▸ **Problem description**
Line by line, print the records exactly.

▸ **Data records**
__________
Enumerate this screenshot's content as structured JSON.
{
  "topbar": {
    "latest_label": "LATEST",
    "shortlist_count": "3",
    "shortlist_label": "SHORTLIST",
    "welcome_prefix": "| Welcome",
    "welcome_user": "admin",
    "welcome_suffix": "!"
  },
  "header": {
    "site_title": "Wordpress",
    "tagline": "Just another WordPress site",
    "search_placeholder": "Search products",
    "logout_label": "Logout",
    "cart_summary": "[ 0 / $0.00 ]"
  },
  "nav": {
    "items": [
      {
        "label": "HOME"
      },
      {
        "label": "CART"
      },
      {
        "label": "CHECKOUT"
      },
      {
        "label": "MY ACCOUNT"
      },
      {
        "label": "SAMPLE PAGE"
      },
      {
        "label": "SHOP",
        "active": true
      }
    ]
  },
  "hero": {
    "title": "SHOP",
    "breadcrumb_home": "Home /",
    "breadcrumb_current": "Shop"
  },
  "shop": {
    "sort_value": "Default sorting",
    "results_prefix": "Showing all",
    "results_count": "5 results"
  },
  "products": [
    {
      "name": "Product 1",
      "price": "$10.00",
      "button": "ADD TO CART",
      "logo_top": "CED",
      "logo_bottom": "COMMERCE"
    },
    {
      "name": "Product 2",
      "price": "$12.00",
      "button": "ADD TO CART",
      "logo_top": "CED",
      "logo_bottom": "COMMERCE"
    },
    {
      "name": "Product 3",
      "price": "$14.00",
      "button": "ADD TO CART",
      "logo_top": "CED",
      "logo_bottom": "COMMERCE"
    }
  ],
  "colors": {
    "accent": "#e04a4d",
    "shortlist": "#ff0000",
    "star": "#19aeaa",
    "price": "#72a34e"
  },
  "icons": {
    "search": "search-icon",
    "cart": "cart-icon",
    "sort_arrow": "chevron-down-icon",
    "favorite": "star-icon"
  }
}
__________
▸ **Result for this exercise**
Enumerate this screenshot's content as structured JSON.
{
  "topbar": {
    "latest_label": "LATEST",
    "shortlist_count": "3",
    "shortlist_label": "SHORTLIST",
    "welcome_prefix": "| Welcome",
    "welcome_user": "admin",
    "welcome_suffix": "!"
  },
  "header": {
    "site_title": "Wordpress",
    "tagline": "Just another WordPress site",
    "search_placeholder": "Search products",
    "logout_label": "Logout",
    "cart_summary": "[ 0 / $0.00 ]"
  },
  "nav": {
    "items": [
      {
        "label": "HOME"
      },
      {
        "label": "CART"
      },
      {
        "label": "CHECKOUT"
      },
      {
        "label": "MY ACCOUNT"
      },
      {
        "label": "SAMPLE PAGE"
      },
      {
        "label": "SHOP",
        "active": true
      }
    ]
  },
  "hero": {
    "title": "SHOP",
    "breadcrumb_home": "Home /",
    "breadcrumb_current": "Shop"
  },
  "shop": {
    "sort_value": "Default sorting",
    "results_prefix": "Showing all",
    "results_count": "5 results"
  },
  "products": [
    {
      "name": "Product 1",
      "price": "$10.00",
      "button": "ADD TO CART",
      "logo_top": "CED",
      "logo_bottom": "COMMERCE"
    },
    {
      "name": "Product 2",
      "price": "$12.00",
      "button": "ADD TO CART",
      "logo_top": "CED",
      "logo_bottom": "COMMERCE"
    },
    {
      "name": "Product 3",
      "price": "$14.00",
      "button": "ADD TO CART",
      "logo_top": "CED",
      "logo_bottom": "COMMERCE"
    }
  ],
  "colors": {
    "accent": "#e04a4d",
    "shortlist": "#ff0000",
    "star": "#19aeaa",
    "price": "#72a34e"
  },
  "icons": {
    "search": "search-icon",
    "cart": "cart-icon",
    "sort_arrow": "chevron-down-icon",
    "favorite": "star-icon"
  }
}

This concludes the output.